In this guide, we'll examine the elements of a good cover letter and its structure. There is even a sample letter for you to use as guidance for your internship cover letter.


So, what are the elements of a good internship cover letter? How can you tell you are writing a winning letter that'll help boost your chances of landing the spot? There are four key elements to a good internship cover letter:

Tailored to the specific internship

Like any good cover letter, the one for an internship must be tailored for the role you are applying for. While it's a good idea to have a basic cover letter ready for applications, you always need to tailor and tweak the letter further based on the specific role. Each time you apply for a new internship, you need to re-write your cover letter to ensure maximum impact.

Internships are different and companies have different ways of approaching internships. It's, therefore, crucial to read the ad regarding the internship position and pay attention to it. The company will surely highlight the skills it wants the person to have, as well as list the kind of jobs you will need to perform as part of the internship. Furthermore, you want to do a bit of research on the company culture – what kind of place is the company to work?

Based on the information, you will need to ...read more

Source:: Cover Letter for Internship

Jan 072018

By Anastasia

When was the last time you made a list of New Year resolutions? How did that work out for you? Most people, break a significant number of these resolutions by the time the first quarter of year ends.

This is because goals are easy to set but very hard to keep. Motivation is usually high at the outset, but it has a way of dwindling down with progress of a project. Picture this: You have set yourself the goal of doing 50 pushups every day before you hit the shower. Let's split those pushups into bunches of 10 pushups. Which bunch is the most difficult one? The first one between 1 and 10, the middle one between 20 and 30, or the last one between 40 and 50?
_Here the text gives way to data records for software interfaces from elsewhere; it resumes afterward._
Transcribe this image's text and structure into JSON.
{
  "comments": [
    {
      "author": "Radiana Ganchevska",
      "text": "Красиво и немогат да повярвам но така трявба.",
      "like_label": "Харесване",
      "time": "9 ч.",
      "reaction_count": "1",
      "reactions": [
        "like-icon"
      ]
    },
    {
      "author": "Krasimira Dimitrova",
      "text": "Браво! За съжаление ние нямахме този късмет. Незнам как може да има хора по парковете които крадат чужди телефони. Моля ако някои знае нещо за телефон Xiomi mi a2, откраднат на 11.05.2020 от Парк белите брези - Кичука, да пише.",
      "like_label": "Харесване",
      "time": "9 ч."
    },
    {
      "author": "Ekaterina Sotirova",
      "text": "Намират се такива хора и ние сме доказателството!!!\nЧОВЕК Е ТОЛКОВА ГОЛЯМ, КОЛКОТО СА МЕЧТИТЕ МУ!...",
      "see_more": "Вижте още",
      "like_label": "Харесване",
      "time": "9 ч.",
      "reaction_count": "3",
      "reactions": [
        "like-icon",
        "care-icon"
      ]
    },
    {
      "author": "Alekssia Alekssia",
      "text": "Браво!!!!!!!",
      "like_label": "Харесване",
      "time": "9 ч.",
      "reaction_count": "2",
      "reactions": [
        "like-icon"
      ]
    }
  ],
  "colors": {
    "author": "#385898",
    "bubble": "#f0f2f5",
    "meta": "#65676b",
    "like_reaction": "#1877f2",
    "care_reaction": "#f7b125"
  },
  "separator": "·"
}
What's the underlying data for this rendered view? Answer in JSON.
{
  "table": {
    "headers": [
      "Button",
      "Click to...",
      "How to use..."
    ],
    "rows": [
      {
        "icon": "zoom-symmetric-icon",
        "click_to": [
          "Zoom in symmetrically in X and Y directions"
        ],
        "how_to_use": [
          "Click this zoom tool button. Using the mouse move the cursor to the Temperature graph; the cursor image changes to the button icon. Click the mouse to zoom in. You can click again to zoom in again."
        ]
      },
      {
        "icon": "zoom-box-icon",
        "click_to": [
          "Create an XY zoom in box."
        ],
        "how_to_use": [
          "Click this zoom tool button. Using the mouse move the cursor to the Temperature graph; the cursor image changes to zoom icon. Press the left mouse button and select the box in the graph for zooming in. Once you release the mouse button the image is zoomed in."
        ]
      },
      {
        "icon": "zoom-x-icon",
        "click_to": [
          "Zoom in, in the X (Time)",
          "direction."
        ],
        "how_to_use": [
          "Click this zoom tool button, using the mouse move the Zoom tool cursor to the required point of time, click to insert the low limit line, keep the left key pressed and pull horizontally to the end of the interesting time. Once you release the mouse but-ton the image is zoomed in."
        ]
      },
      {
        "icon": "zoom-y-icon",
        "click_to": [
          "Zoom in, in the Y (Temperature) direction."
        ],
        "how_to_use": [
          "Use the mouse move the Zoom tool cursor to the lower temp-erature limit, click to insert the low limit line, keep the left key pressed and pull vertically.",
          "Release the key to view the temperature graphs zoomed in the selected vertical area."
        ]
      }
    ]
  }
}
If you are like most people, you will agree with me that the last 10 pushups are the most difficult. Let's make this more interesting. Supposing you set a goal of 30 pushups daily instead of 50. Would the third bunch of pushups be as easy as the third bunch in the first case when you had a target of doing 50 pushups? Absolutely not. If your goal is doing 30 pushups, the last 10 will be just as difficult as they would have been if you had set a target of 50 pushups.
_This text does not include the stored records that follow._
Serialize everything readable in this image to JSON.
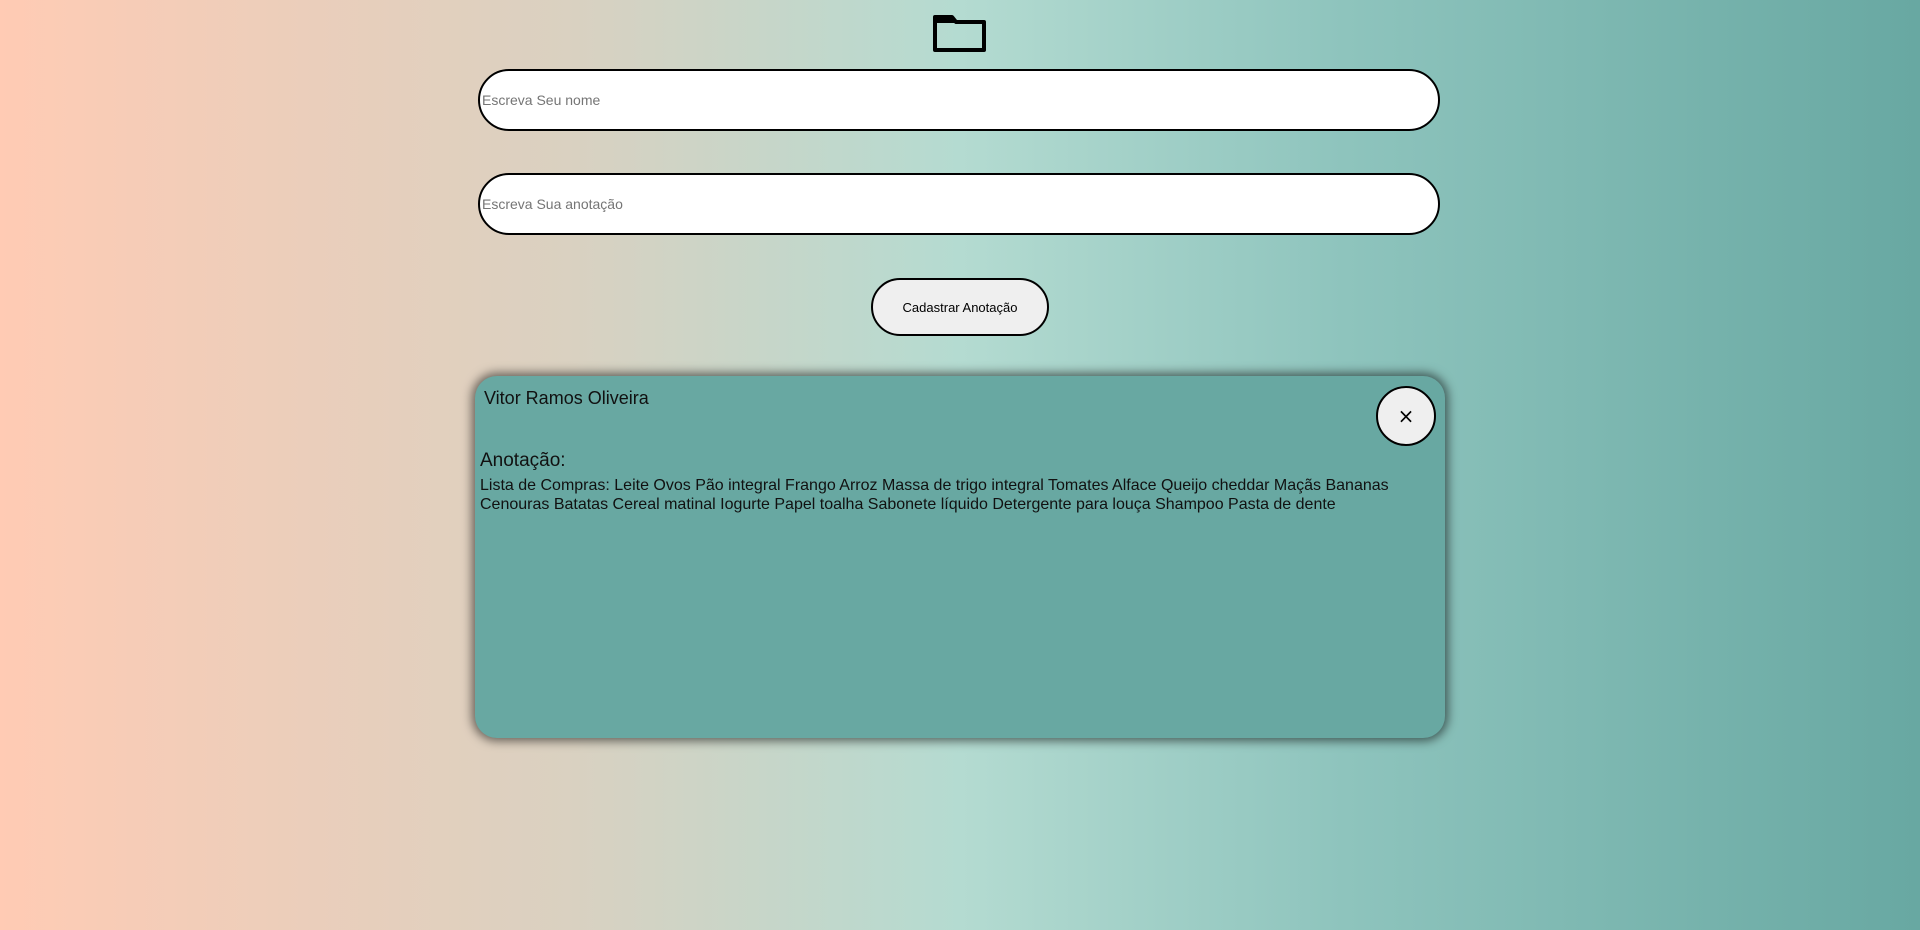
{
  "header": {
    "icon": "folder-icon"
  },
  "form": {
    "name_placeholder": "Escreva Seu nome",
    "name_value": "",
    "note_placeholder": "Escreva Sua anotação",
    "note_value": "",
    "submit_label": "Cadastrar Anotação"
  },
  "notes": [
    {
      "author": "Vitor Ramos Oliveira",
      "close_label": "×",
      "heading": "Anotação:",
      "body": "Lista de Compras: Leite Ovos Pão integral Frango Arroz Massa de trigo integral Tomates Alface Queijo cheddar Maçãs Bananas Cenouras Batatas Cereal matinal Iogurte Papel toalha Sabonete líquido Detergente para louça Shampoo Pasta de dente"
    }
  ],
  "colors": {
    "gradient_start": "#ffcbb4",
    "gradient_middle": "#b4dbd1",
    "gradient_end": "#68a8a2",
    "card_background": "#68a8a2",
    "button_background": "#efefef"
  }
}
The point is, every goal will appear easy at first, but it will get more and more difficult as time goes. To achieve the goal, you need to find a way of staying productive no matter the circumstances. You will not have a problem staying productive in the early days when you are highly motivated. The real problem comes during those low-motivation spans.

In this discussion, we are going to look at some of the most effective productivity tasks that you can ...read more

Source:: 15 Productivity Hacks Successful CEOs and Founders Use to Get More Done